The Eternal City is bursting with ancient marvels and iconic cultural attractions, from the Colosseum to the Pantheon to the Roman Forum, just to name a few. But make time for getting outside the centro storico (historic center) and exploring Rome‘s diverse neighborhoods on your own terms — wander the streets and refuel as needed with espresso, pasta and as many cups of gelato as your heart desires.


All Stories



When to Go: Spring and fall are ideal times to travel to Rome, when the weather is pleasant but not muggy and the crowds aren’t quite as intense as they are in the summertime. In fact, April, May, September and October are widely regarded as the best months to visit. However, winter also has its charms. Rates tend to be lowest from late November to mid-March (except for the holidays), and high-season crowds dissipate.


Visas: U.S. citizens visiting for less than 90 days do not need to obtain a visa. Passports must be valid for at least three months beyond your planned date of departure (six months is recommended).
Money: Local currency is the euro. ATMs are widely available throughout the city.
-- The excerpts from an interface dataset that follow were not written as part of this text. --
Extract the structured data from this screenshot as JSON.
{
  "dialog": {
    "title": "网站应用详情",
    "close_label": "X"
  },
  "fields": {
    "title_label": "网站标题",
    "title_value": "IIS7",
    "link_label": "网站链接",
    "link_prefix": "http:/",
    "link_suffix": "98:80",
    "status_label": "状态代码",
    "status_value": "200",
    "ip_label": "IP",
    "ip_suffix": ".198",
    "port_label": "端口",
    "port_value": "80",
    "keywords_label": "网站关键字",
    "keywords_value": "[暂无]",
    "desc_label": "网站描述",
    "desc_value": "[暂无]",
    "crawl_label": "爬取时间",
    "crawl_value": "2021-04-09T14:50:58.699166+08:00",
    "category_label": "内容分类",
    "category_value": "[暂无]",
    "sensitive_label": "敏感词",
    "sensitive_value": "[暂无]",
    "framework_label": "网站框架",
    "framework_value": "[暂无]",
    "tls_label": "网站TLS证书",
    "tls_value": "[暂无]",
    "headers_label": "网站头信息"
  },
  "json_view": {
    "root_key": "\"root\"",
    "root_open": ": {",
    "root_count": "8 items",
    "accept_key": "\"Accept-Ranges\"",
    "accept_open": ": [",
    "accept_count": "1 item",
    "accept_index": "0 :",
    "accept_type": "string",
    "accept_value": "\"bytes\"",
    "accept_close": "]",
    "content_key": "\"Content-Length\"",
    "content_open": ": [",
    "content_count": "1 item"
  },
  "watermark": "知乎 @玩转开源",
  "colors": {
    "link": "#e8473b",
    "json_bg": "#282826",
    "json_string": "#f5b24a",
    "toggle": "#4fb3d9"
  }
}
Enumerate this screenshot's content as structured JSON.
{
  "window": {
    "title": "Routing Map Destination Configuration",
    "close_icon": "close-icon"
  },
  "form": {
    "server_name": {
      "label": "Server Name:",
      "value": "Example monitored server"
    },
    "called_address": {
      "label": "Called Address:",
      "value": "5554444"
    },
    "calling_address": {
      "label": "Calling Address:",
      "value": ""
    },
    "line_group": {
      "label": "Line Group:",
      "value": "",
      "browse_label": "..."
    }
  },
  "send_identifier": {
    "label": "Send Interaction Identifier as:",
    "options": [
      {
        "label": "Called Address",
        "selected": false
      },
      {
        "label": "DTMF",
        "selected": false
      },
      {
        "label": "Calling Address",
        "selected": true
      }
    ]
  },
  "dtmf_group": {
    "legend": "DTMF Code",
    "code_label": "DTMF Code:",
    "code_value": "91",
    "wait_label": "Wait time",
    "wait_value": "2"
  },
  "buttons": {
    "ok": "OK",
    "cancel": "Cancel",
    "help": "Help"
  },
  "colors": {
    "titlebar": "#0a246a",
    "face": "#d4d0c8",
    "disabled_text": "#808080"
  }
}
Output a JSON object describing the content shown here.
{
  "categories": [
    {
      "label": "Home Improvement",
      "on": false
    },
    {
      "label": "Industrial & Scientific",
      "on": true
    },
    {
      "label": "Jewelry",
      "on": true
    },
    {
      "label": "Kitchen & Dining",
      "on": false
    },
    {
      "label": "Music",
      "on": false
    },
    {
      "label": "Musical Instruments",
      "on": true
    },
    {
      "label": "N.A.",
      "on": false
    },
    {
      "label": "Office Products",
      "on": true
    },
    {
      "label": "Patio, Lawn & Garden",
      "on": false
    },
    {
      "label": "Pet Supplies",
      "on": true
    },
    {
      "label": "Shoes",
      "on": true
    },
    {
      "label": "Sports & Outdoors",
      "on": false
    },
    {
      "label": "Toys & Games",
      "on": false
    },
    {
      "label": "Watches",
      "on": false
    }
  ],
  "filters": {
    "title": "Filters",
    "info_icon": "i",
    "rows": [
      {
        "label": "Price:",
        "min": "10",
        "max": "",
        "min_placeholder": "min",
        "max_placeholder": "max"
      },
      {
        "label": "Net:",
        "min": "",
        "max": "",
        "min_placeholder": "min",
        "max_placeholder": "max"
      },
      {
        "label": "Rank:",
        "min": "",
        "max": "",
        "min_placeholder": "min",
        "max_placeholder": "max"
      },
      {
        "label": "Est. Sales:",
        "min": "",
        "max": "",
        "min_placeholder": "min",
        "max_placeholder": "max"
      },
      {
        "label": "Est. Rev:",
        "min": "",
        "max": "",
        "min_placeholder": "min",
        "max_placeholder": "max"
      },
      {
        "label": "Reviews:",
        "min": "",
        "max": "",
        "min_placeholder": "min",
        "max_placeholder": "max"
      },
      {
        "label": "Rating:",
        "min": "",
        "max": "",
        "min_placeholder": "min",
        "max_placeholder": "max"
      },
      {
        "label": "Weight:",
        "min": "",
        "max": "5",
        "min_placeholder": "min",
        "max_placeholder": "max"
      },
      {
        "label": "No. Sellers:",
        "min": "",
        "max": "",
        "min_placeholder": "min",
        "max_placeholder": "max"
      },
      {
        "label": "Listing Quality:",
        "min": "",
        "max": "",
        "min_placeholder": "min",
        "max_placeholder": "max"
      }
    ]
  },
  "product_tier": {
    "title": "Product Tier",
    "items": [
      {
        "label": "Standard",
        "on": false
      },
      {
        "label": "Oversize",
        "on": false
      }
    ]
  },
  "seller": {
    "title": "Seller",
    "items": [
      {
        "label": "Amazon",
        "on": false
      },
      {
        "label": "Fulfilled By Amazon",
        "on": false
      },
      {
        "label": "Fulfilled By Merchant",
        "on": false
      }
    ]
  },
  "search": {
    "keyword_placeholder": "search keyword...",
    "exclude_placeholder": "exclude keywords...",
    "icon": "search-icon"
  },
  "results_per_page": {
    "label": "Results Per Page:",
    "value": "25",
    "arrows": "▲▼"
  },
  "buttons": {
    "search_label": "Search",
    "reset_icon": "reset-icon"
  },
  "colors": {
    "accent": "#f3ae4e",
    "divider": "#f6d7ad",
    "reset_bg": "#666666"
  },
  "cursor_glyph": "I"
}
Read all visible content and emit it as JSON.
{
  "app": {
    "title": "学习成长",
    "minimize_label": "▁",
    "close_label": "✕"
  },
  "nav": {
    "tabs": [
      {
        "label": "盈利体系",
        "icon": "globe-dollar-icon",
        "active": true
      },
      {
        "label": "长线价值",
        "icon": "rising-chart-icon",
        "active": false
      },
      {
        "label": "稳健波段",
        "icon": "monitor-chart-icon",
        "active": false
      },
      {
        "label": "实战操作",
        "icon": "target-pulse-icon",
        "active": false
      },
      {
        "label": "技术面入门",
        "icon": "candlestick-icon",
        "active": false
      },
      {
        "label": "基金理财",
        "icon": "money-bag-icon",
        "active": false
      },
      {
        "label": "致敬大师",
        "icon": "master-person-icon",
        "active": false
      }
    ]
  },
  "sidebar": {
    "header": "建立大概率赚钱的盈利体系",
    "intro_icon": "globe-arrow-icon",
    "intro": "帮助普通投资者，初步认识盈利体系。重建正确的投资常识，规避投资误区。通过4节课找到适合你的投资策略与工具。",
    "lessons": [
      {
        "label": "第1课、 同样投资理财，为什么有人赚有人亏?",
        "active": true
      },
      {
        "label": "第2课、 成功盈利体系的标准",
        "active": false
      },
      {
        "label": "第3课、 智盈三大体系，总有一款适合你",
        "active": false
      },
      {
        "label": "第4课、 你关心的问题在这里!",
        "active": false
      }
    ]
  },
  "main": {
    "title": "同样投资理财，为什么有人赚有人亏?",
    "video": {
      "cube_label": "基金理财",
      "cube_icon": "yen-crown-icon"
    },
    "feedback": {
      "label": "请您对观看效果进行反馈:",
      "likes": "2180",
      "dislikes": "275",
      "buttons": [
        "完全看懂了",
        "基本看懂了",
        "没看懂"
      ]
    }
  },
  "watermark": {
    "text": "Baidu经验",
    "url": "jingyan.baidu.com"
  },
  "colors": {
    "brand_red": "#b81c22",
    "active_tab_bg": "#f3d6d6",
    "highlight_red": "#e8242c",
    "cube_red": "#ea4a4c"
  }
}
Although credit cards are accepted nearly everywhere you go, carrying a little cash is always a good idea.
Travel Health: As per the U.S. Centers for Disease Control and Prevention (CDC), travelers should be fully vaccinated before going to Rome. Be sure to check airline requirements — as well as requirements at your destination, including (but not limited to) proof of vaccination, testing or quarantine — before you go. The Italian Health Ministry and the CDC are the best resources for up-to-date information and guidance. Before traveling, research and prepare for what to do if you get sick while away.


Getting Here: Rome’s airport is Leonardo da Vinci-Fiumicino Airport (FCO). To get from the airport to the city center, take a taxi or go by train. The main hub is Stazione Termini.
Getting Around: If you’re staying in the city center, you can explore most of the main attractions on foot. Walking is also the most pleasurable way to soak up the sights and sounds of this lively city. Public transportation is run by ATAC and includes buses, trams, the metro and trains. Taxis are everywhere, but note that it’s best to call or wait at a stand as opposed to hailing a cab.


Local Lingo: Italian is the official language. It’s always helpful to learn a few key words and phrases before you go, even though most people speak English, especially in touristy areas. Ciao! – Hello! Buongiorno – Good morning. Buonasera – Good evening. – Per favore – Please. Grazie – Thank you. Prego – You’re welcome.
Must-Have Apps: FREE NOW (mytaxi)WC RomeMiC Roma
Insider Tip: Want to see ancient art and architecture without the crowds? Check out the lesser-known Museo Nazionale Romano (the National Roman Museum) for a comprehensive look at the prehistory and early history of Rome.